You're Probably Wearing Your Face Mask Upside Down, Doctors Warn
This common mistake can make your mask completely ineffective in slowing the spread of coronavirus.
By now, you've likely been wearing a face mask for months, but have you been wearing it correctly is the question. Since you had probably never worn a mask before the coronavirus pandemic began, it's easy to get confused about the right way to put it on, take it off, and sanitize it. Yes, there are many mask mistakes you could make, but doctors have been seeing a lot of people who are still wearing their surgical face masks upside down.

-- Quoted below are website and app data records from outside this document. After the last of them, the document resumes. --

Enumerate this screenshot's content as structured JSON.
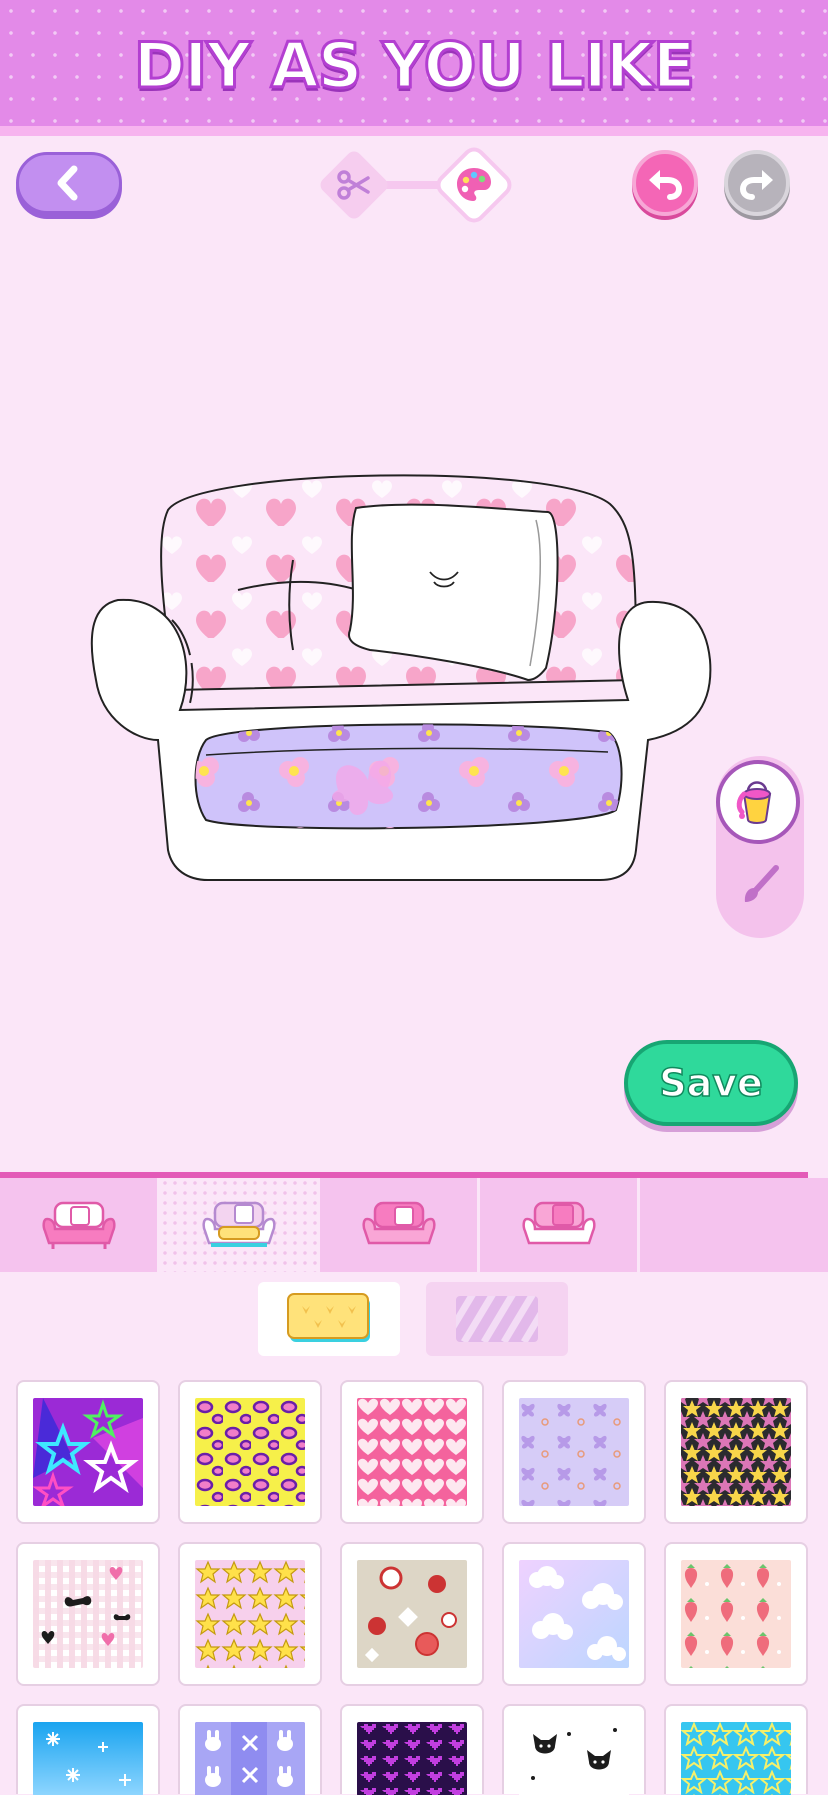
{
  "banner": {
    "title": "DIY AS YOU LIKE"
  },
  "toolbar": {
    "back_icon": "chevron-left-icon",
    "steps": [
      {
        "name": "cut",
        "icon": "scissors-icon",
        "state": "done"
      },
      {
        "name": "paint",
        "icon": "palette-icon",
        "state": "active"
      }
    ],
    "undo_icon": "undo-icon",
    "redo_icon": "redo-icon",
    "redo_enabled": false
  },
  "tools": [
    {
      "icon": "paint-bucket-icon",
      "selected": true
    },
    {
      "icon": "brush-icon",
      "selected": false
    }
  ],
  "save_label": "Save",
  "part_tabs": [
    {
      "icon": "sofa-frame-icon",
      "active": false
    },
    {
      "icon": "sofa-cushion-icon",
      "active": true
    },
    {
      "icon": "sofa-back-icon",
      "active": false
    },
    {
      "icon": "sofa-pillow-icon",
      "active": false
    }
  ],
  "fill_modes": [
    {
      "icon": "pattern-icon",
      "active": true
    },
    {
      "icon": "stripes-icon",
      "active": false
    }
  ],
  "patterns": [
    "purple-stars",
    "yellow-leopard",
    "pink-hearts",
    "lavender-butterflies",
    "black-stars",
    "bows-gingham",
    "yellow-stars-pink",
    "apples-strawberries",
    "blue-clouds",
    "peach-strawberries",
    "blue-snowflakes",
    "purple-bunnies",
    "purple-pixel-hearts",
    "white-cats",
    "teal-stars"
  ],
  "colors": {
    "background": "#fbe6f8",
    "banner": "#e38ae8",
    "accent_pink": "#f466b6",
    "save_green": "#2fd99b",
    "back_purple": "#c28ff0"
  }
}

Of course, the correct orientation of the mask depends on the type of face covering you are using. While bandanas or scarves from home do not have a top or bottom, surgical masks do. You can generally identify the top of a mask by locating the metal piece within the mask. Most masks have a "top that includes pliable metal that can bend around the bridge of your nose to create a tighter fit," Bruce Y. Lee, MD, wrote for Forbes. "If your mask is upside down, this nose bridge wire or strip will be instead on your neck, which will make it useless."
According to the San Francisco Department of Public Health, it's pivotal to "determine which side of the mask is the top. The side of the mask that has a stiff bendable edge is the top and is meant to mold to the shape of your nose." If you don't mold the metal strip, then you're allowing potentially contaminated respiratory particles to be released through the edges of your mask, which renders it totally useless.
Wearing your mask upside down not only makes it generally ineffective, it also allows the mask to easily slip down your face while you're talking or walking, which could expose your nose or cause you to touch the mask and possibly contaminate it.
Follow the below instructions from former ICU nurse Erin Wert to ensure that your mask is fashioned in a way that will keep you and others safe.
I've been seeing so many people wearing masks wrong so that they fall down their face as they talk, etc. As a former ICU nurse, let me teach you how to wear a mask well.
The key is the nose piece. Shape it around you nose so it stays in place. It should hold shape when taken off pic.twitter.com/GPwXI7uHFj
— Erin Wert (@erinwert) June 7, 2020
And for more mask mistakes to avoid, check out This Is the Face Mask the CDC Doesn't Want You to Wear.